— Aim of the task —
Look below for lines that hold the string "commands" and copy each one.

::: Excerpted data :::

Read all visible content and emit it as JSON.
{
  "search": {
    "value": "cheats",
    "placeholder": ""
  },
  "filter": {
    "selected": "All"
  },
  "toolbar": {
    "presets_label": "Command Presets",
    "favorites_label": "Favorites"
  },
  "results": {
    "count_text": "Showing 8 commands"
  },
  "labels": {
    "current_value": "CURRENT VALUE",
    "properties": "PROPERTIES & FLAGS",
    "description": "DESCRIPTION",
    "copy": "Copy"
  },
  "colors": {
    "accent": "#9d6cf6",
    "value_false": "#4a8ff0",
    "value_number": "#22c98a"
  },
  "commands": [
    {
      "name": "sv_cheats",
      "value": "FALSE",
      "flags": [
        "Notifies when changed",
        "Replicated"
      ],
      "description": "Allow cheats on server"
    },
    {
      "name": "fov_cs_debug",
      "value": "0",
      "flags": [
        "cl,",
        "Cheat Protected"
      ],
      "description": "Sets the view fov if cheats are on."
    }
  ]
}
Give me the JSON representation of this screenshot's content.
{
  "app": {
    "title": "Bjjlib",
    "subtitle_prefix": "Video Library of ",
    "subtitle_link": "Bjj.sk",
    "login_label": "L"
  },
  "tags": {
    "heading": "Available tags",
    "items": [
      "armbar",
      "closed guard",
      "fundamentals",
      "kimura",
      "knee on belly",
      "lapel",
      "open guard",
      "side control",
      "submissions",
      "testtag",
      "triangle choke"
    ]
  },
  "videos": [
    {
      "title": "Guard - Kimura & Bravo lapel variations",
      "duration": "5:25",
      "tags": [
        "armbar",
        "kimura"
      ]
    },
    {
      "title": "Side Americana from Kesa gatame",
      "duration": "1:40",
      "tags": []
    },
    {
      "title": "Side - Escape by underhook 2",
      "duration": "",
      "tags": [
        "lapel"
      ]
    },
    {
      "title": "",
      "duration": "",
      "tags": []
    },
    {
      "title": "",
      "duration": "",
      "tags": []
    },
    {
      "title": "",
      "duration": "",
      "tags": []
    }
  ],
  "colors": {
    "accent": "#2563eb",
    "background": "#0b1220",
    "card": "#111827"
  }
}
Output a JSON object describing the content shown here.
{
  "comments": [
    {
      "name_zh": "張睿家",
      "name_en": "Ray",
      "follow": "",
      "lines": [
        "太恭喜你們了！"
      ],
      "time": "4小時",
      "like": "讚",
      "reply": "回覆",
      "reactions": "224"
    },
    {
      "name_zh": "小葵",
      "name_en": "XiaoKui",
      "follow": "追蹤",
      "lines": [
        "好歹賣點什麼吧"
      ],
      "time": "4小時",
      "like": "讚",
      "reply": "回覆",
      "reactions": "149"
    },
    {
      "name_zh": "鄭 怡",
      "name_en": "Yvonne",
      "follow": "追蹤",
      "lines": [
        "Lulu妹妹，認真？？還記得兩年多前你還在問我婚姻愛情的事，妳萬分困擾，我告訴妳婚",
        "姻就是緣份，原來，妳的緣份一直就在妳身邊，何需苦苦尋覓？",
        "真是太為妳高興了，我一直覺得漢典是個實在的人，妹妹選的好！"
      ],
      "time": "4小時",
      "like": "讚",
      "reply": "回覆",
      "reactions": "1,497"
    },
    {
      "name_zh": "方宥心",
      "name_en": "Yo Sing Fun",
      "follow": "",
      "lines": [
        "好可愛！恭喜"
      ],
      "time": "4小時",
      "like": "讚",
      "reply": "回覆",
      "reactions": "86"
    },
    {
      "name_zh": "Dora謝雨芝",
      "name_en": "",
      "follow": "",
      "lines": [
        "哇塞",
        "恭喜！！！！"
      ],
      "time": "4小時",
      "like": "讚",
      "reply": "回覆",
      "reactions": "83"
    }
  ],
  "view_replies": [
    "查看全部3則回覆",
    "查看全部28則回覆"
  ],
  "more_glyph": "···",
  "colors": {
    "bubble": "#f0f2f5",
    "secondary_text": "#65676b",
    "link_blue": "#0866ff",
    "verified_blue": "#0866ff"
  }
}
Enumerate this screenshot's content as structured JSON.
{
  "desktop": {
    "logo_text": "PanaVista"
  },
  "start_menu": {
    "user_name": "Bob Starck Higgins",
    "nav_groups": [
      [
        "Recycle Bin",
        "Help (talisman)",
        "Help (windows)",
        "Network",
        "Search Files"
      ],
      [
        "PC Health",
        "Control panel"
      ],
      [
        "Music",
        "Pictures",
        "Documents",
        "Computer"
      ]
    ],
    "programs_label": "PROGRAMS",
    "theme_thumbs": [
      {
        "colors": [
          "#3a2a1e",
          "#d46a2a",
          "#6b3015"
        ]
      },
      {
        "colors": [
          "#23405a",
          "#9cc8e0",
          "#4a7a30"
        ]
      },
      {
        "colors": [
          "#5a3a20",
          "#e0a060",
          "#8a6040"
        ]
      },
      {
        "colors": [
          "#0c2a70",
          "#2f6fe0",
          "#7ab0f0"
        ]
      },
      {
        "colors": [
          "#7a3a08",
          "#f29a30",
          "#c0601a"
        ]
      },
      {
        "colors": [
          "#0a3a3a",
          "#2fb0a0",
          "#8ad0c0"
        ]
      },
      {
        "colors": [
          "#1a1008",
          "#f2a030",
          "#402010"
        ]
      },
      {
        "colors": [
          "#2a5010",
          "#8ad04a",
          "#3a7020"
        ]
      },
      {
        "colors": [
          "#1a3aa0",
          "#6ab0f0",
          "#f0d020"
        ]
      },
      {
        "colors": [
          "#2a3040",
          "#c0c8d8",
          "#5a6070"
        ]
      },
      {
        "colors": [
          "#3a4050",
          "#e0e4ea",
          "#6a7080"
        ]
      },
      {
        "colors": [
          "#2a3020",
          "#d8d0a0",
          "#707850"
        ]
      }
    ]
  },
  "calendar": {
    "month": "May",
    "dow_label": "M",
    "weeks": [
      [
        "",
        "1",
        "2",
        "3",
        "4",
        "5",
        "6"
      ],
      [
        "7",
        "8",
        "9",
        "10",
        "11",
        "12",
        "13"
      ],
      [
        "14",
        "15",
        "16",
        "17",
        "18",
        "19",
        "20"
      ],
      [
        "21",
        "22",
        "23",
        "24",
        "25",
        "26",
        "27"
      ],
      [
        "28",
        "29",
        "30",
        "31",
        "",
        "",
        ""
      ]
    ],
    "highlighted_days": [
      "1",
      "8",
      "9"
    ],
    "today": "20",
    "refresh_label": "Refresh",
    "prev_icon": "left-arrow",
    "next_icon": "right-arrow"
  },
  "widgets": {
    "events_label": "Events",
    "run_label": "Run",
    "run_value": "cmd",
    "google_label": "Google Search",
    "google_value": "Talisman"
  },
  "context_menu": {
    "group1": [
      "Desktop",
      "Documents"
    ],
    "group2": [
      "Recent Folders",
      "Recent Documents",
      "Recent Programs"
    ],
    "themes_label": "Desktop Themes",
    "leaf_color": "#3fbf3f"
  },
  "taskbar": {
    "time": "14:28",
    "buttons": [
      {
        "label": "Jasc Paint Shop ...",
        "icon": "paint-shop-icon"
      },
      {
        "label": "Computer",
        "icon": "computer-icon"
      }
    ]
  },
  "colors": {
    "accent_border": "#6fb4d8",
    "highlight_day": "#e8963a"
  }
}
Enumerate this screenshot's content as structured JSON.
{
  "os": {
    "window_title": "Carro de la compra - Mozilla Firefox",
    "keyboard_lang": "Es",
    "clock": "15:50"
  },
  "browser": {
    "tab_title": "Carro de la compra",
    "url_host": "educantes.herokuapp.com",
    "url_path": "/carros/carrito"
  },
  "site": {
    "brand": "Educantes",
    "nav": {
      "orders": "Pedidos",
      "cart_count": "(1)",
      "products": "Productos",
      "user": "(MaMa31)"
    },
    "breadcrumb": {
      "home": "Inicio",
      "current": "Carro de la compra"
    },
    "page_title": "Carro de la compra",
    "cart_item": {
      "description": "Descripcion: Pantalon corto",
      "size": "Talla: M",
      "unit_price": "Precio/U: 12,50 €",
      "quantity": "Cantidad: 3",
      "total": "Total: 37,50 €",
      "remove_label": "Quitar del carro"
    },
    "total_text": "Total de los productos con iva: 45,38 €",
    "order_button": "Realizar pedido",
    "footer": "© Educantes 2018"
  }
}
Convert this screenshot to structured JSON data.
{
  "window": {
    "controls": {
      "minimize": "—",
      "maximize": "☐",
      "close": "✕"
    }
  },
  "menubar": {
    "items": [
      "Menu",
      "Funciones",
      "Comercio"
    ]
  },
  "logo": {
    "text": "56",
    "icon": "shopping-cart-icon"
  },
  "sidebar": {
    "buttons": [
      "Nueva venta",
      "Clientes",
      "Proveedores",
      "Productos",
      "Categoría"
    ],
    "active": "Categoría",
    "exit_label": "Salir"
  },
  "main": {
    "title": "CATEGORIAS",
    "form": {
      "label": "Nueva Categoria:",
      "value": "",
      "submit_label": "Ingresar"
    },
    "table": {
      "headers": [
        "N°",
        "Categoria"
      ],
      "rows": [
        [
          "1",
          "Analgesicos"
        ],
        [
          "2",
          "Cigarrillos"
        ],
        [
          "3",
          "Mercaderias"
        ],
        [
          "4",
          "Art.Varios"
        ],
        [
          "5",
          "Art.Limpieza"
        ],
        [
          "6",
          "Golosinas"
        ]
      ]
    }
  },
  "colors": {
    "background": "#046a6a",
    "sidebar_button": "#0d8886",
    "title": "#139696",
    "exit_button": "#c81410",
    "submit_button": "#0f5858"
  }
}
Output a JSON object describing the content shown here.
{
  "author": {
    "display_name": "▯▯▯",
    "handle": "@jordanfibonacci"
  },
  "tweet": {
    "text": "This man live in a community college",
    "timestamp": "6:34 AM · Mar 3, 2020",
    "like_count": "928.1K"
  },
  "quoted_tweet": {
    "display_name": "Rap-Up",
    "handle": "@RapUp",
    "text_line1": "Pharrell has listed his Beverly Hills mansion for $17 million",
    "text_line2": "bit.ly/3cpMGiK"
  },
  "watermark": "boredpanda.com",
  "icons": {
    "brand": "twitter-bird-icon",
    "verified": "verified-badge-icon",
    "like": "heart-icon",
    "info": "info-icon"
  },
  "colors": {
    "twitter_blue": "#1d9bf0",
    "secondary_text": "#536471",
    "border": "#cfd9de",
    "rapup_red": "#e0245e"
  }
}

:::

— Response area —
    "count_text": "Showing 8 commands"
  "commands": [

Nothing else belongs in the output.